It should be of no concern to this review why the conductor and the singer performing Narbal were not who was originally scheduled to perform. There is plenty reportage of this elsewhere. Anyone interested will know, and I was more concerned with the annoying distractions of the audience (some unavoidable with some of the audience members very old, and others which I had no idea what was going on) that affected the experience. It is what we see and hear on stage (and in this case around it) that matters.

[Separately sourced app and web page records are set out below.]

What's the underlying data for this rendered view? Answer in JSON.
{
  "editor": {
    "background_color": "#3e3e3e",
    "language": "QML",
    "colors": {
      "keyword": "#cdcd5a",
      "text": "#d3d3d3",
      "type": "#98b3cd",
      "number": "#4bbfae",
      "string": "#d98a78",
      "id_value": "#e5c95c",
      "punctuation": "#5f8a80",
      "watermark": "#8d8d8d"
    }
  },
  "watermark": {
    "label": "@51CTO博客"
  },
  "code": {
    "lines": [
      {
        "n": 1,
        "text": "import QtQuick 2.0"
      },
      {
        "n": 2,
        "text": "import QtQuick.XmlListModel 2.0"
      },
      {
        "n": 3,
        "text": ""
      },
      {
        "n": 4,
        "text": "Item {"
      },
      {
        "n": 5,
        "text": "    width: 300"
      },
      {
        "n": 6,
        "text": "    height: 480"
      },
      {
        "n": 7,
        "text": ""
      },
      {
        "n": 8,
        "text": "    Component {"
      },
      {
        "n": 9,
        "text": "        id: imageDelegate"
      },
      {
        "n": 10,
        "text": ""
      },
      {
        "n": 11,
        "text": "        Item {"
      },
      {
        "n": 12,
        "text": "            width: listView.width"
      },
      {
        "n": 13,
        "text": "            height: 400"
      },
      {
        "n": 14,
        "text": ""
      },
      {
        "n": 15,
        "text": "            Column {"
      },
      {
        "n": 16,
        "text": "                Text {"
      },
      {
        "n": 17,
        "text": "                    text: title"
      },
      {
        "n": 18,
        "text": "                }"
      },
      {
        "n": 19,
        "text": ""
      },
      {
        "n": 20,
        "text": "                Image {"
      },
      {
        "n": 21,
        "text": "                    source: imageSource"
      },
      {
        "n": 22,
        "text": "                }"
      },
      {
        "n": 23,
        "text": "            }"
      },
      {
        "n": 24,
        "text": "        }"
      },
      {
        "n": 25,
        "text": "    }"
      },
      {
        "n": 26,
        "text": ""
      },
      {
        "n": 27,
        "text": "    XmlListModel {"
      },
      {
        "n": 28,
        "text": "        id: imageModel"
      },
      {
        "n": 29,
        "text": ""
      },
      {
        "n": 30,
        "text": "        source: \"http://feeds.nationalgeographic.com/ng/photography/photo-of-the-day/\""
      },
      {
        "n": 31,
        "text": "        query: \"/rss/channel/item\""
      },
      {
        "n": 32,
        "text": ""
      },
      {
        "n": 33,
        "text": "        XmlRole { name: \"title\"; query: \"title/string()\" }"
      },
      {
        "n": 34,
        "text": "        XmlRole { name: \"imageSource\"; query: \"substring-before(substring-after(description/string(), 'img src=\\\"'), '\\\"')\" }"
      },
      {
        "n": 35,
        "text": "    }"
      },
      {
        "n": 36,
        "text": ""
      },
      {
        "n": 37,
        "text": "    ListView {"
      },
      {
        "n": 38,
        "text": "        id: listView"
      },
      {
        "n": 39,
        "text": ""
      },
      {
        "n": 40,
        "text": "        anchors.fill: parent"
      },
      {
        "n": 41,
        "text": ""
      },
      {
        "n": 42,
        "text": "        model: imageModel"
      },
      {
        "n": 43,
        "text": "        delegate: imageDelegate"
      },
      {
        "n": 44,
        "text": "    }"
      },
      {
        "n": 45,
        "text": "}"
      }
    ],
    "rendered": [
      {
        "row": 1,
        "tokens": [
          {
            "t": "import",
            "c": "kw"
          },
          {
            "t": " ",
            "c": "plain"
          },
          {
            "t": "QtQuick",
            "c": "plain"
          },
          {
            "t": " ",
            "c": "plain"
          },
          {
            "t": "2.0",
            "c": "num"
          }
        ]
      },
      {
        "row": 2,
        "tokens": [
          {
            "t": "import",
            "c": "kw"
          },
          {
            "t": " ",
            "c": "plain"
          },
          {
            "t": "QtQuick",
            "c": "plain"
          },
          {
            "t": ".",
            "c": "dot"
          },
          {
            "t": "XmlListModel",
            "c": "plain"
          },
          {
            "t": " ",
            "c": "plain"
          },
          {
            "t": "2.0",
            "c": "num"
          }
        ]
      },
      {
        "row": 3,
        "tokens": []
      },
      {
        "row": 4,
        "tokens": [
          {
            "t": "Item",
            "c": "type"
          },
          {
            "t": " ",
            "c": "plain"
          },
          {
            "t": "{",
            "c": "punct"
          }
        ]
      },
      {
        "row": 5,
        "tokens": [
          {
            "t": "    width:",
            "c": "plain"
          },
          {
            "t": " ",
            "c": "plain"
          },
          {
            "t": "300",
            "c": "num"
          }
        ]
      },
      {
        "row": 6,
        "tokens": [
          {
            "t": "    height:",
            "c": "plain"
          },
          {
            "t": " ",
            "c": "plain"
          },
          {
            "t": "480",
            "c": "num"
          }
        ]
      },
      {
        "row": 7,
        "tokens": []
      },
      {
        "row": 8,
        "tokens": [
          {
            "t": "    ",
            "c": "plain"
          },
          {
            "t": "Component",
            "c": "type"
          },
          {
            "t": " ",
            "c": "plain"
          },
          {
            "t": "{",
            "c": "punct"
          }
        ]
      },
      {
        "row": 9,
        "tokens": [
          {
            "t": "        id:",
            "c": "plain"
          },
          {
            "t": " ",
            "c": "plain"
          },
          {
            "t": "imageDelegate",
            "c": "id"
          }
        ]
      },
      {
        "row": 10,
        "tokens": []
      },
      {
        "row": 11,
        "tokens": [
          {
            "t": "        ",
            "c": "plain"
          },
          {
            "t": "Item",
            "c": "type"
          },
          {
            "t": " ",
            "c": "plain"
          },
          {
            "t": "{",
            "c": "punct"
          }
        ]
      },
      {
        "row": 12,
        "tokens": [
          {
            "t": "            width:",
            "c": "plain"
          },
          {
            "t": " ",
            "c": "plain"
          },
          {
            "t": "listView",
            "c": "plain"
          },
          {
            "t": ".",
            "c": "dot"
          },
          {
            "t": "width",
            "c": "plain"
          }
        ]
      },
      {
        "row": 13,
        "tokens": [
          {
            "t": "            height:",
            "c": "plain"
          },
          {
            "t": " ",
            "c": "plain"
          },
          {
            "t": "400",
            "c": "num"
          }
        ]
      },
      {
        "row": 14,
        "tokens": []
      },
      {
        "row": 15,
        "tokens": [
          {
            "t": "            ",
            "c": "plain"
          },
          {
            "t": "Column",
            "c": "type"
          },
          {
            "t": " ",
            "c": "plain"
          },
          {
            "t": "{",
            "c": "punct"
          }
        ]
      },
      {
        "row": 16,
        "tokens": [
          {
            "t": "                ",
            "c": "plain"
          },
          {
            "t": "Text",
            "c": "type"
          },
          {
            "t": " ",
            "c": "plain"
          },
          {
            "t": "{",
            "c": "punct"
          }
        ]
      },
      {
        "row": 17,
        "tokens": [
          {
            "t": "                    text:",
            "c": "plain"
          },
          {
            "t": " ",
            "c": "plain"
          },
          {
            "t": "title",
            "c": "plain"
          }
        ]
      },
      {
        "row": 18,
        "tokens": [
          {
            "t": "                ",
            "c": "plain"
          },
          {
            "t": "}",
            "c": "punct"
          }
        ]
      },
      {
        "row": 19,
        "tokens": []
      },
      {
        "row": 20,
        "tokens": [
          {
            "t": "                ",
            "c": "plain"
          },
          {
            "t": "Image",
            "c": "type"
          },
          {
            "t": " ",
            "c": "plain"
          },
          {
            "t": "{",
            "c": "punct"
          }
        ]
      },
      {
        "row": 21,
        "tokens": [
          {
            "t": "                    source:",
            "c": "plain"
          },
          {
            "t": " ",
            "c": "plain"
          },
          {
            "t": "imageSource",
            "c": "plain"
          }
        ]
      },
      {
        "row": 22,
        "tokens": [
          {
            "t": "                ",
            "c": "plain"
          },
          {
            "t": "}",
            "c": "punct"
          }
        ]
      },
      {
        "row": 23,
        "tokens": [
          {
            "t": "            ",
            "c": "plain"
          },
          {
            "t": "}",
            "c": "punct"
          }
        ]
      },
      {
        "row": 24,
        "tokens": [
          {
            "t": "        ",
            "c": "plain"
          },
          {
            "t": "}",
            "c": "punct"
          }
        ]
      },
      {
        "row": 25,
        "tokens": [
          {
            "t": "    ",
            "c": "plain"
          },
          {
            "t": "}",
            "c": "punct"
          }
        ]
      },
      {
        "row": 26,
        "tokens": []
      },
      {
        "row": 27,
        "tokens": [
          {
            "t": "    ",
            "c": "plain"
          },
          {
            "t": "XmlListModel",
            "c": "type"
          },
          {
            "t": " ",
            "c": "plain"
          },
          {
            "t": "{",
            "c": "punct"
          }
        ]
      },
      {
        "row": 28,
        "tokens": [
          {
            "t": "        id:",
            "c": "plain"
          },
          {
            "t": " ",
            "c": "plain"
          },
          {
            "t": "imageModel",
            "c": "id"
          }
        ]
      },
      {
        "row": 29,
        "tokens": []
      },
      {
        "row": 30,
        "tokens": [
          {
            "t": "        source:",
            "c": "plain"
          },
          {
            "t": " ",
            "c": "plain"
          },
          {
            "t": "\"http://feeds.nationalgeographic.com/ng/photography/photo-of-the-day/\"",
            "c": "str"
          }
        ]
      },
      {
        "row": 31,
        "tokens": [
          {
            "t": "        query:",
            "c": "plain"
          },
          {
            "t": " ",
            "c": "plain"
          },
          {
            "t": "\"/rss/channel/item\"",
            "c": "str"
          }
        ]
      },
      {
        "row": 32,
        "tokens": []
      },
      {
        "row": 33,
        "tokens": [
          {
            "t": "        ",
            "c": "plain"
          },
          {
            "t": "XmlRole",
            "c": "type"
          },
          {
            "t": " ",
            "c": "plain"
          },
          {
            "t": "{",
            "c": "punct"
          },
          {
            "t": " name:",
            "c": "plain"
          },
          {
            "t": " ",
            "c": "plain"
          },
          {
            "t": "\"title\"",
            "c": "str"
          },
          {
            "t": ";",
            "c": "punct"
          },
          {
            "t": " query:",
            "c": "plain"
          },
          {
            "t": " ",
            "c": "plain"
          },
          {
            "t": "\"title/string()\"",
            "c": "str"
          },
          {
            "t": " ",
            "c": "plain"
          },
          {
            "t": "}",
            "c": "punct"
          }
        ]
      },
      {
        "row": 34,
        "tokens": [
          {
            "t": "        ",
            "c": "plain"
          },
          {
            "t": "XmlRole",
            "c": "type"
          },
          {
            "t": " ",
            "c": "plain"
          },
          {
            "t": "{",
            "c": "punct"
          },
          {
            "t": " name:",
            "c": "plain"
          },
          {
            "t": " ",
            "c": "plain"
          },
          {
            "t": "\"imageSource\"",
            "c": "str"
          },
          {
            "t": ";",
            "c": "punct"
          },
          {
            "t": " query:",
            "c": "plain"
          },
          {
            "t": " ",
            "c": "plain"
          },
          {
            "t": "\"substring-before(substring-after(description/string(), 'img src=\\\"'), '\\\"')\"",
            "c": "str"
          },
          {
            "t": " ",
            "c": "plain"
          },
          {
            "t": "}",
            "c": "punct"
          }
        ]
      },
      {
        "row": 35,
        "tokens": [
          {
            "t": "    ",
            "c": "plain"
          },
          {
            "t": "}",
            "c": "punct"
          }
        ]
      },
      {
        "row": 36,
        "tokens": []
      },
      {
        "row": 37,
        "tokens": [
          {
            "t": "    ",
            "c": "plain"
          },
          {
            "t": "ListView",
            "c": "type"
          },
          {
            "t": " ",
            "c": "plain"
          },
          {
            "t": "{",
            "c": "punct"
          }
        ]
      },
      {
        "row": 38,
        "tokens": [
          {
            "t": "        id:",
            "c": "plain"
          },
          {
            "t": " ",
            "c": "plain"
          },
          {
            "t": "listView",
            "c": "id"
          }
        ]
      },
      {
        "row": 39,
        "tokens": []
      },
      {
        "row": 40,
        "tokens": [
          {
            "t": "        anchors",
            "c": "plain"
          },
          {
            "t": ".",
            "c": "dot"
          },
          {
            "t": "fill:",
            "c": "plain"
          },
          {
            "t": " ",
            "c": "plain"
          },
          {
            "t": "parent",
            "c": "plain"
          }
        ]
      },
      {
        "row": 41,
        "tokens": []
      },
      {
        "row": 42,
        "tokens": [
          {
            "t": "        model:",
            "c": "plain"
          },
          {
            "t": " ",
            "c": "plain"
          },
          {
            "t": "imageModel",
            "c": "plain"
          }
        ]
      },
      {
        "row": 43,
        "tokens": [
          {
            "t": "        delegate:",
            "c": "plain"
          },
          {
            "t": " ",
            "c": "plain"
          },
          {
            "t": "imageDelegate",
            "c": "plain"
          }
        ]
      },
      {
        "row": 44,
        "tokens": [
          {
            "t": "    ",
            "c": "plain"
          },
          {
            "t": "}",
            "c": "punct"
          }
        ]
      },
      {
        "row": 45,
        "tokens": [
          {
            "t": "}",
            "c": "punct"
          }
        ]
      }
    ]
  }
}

So, the performance. It was generally magnificent thanks to the wonderful Monteverdi Choir and Orchestre Révolutionnaire et Romantique here conducted by a very energic and enthused firecracker Dinis Sousa. He was at his best jumping up and down with excitement conducting the rousing big numbers that appear throughout Les Troyens, seemingly mouthing every word as the choristers and soloists veer from elegant, emotional, and at times mystical singing, to pretty wild near hysteria – but all perfectly controlled and intended, of course. As one great port city burned, we move to another young port city Catrhage, where the Phoenecians from Tyre had also ended up after a great storm.
This is really two consecutive operas, first the fall of Troy to the Greeks and second, the doomed love affair between the Trojan prince Aenaes and the Carthaginian Queen Dido. The first belongs to the women and Alice Coote singing Cassandra knew it. The emotion was raw, the anger visceral, and the curtain call majestic – sweeping across the stage in a glittering gown, acknowledging the audience like devotes before their goddess. Was it deserved? Perhaps it was somewhat extravagant and the mezzo voice, while strong and impressive, possibly sacrificed some beauty on the altar of drama.
There is not a great deal of opportunity for others to shine and some rather generous casting, such as the wonderful Rebecca Evans as Hecuba, a role that I cannot really remember being able to distinguish from the ensemble singing, was just one.
Michael Spyres’ Aeneas makes the right heroic, regal impact which is just as well as the Trojans in Carthage belongs to him as well as the African queen. In the role Paula Murrihy, was exquisite. She had the visual and dramatic presence required for the proud and much-loved queen, and in Tess Gibbs’ semi-staging, her characterisation was perfect. Even when love overcame her fears and worries about the future of her throne and Carthage, she continued to show an underlying reserve, a concern and analytical coolness that Cassandra felt lacking in those silly Trojans and that Greek gift. This is a soprano of great lyrical finesse. As her (sort of) hero, Spryes has a rich and expressive tenor voice that was ideal for the grand requirements of Berlioz’s characteristic grand arias.
Beth Taylor played and sang Anna with great charm and more than a little naughtiness, which, of course she comes to regret. I loved her taking off her shoes when she first comes to chat with her sister.
|Adèle Charvet, Alice Coote, Rebecca Evans, Lionel Lhote, Michael Spyres, Orchestre Révolutionnaire et Romantique, Dinis Sousa|
These two operas are rich with delights, such as the contribution from the bright, light tenor of Laurence Kilsby as Hylas and particularly Iopas. It would be remiss not to credit Lionel Lhote as Chorèbe and Adèle Charvet as Ascagne and Ashley Riches as Panthée all of whom were vital in their own cameo roles or the great ensemble pieces. Alex Rosen as Narbal was a revelation.
The music was simply delicious and there was no skimping the revelling in Berlioz’s instantly appealing orchestral colours, melodic intoxication, edge of seats fervour and mesmerising woodwind and brass. The entirity of Act Four, including the Royal Hunt and Storm and Nuit d’ivresse et d’exstase infinie, was just wonderful from start to finish.
I could have done without some of the theatrical use of the choirs as the music and singing is sufficiently dramatic and narrative to make gestures unnecessary. Semi-staged works are always tricky but even more so when the players have to individually zig zag or move en masse around, behind, in front of, between members of the orchestra. It could be terribly irritating but best not to go there.
Images: Andy Paradise
Heavenly Dialogues des Carmelites, BBC Proms, Royal Albert Hall: